No wonder the hospital is worth about $30 million, according to Abubakar, with an extension of the facility ongoing. As one of its major specialties, the hospital has a towering reputation in open heart surgery. Its open heart surgery clinic is headed by a renowned cardiovascular surgeon from Turkey identified as Dr. Karman, with over 30 years’ experience and credited with “over 15,000 open heart surgeries” in Turkey in addition to 30 in Nigeria, five of them involving valve replacement while 25 are coronary bypass surgeries – all at “99 percent success rate.”
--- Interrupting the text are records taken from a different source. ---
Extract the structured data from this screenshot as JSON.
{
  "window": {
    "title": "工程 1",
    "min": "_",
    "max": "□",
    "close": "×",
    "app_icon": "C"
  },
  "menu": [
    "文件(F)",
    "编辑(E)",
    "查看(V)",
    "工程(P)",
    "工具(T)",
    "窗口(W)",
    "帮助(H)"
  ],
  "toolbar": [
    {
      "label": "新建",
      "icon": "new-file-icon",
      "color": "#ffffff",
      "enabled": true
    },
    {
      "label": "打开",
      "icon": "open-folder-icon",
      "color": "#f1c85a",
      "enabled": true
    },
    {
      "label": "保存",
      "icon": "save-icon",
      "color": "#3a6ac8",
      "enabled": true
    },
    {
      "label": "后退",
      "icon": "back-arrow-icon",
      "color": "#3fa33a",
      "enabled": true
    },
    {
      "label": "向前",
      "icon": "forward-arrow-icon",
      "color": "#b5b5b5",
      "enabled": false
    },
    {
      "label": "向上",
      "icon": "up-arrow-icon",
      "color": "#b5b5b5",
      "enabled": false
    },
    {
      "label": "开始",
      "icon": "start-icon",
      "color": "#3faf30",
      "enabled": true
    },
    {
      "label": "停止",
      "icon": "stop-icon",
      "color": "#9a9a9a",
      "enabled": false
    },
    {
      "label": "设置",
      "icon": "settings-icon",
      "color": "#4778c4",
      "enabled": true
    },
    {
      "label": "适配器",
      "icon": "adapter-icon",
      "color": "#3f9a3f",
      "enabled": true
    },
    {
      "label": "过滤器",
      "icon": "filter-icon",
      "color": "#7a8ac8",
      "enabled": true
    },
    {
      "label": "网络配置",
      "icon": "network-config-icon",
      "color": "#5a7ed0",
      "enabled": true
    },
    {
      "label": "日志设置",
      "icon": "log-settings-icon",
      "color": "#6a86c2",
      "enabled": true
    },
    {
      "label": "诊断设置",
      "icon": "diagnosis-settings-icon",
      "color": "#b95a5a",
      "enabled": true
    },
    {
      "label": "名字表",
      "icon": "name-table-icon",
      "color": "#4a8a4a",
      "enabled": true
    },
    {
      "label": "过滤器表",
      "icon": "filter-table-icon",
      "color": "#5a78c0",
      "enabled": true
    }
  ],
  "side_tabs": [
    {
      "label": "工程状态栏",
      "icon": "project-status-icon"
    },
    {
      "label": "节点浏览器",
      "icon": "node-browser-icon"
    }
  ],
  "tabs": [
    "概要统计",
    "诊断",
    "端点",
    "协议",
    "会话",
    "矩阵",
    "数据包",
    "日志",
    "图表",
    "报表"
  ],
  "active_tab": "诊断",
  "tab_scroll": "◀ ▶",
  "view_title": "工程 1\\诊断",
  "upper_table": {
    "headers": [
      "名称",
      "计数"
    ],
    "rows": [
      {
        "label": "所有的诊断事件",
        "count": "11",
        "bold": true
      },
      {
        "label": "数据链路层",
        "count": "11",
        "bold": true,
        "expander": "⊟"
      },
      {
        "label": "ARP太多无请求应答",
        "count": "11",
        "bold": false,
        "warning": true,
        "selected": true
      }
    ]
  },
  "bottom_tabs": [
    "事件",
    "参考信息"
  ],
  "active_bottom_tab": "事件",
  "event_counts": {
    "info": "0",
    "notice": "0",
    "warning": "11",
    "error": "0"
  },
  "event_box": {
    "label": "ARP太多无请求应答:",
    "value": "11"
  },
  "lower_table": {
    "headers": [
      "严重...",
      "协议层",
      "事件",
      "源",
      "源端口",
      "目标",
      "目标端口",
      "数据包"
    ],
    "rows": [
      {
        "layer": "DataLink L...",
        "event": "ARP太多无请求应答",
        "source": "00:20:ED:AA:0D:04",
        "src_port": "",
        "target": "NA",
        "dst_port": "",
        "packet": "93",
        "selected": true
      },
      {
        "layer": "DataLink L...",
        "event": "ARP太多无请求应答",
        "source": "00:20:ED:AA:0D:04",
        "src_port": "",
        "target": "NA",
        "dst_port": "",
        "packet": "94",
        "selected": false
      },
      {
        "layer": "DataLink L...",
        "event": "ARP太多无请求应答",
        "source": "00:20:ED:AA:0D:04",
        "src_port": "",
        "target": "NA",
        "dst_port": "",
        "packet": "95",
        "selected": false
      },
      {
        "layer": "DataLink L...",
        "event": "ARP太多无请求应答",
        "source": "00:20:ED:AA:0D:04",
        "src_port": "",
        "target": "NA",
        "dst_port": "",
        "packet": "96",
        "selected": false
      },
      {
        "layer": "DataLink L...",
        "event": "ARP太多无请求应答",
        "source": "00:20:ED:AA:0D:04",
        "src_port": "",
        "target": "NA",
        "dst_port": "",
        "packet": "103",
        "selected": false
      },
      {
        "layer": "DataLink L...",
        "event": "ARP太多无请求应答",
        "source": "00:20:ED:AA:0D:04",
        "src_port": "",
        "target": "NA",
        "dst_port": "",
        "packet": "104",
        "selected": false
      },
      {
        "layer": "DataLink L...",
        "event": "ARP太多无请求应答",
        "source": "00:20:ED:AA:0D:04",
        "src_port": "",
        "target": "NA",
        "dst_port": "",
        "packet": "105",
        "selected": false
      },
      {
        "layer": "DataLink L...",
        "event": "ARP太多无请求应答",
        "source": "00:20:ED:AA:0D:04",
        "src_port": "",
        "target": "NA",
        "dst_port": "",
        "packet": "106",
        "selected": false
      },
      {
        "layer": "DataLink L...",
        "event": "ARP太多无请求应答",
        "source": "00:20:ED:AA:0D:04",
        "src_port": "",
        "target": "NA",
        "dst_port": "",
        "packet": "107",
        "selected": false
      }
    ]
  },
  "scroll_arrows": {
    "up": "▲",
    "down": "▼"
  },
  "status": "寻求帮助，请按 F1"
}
“The open heart surgery team of the Nizamiye hospital can boast of some of the best hands in cardiovascular surgeries. Ours is a combination of expertise, experience and the fact that the team is resident in Nigeria within the hospital premises and operate on a 24/7 basis,” Abubakar said.
Also, the hospital cancer surgeon also says he has a wealth of experience with over 25 years of active service and over 1000 laparoscopic surgical procedures to his credit.
Interestingly, all the clinics at the hospital are operated by consultants. And, according to Abubakar, there are currently about 220 Nigerian staff on its payroll. He also said the facility boasts of over 20 expatriate consultants from Turkey, Nigeria, Egypt, and India – all renowned in their various fields.
“I think we are about the only hospital with neonates’ ICU with mechanical ventilators in Abuja. And we have about 6 of such. There is also neurosurgery, orthopaedics, general surgery, ENT, Head and Neck Surgery, Anaesthesiology & Reanimation, Obstetrics and Gynaecology, Dermatology and many more. I think the Nizamiye hospital can compete with any hospital in Europe and America.”
In all these, the hospital maintains its monthly outreach programme. For a hospital whose motto is “compassion and trust,” the reason is not far-fetched. “Nizamiye hospital has not only business understanding,” Abubakar said. “We want to give back to the society what we earn from it. And for each medical outreach, the minimum spent is N5 million.”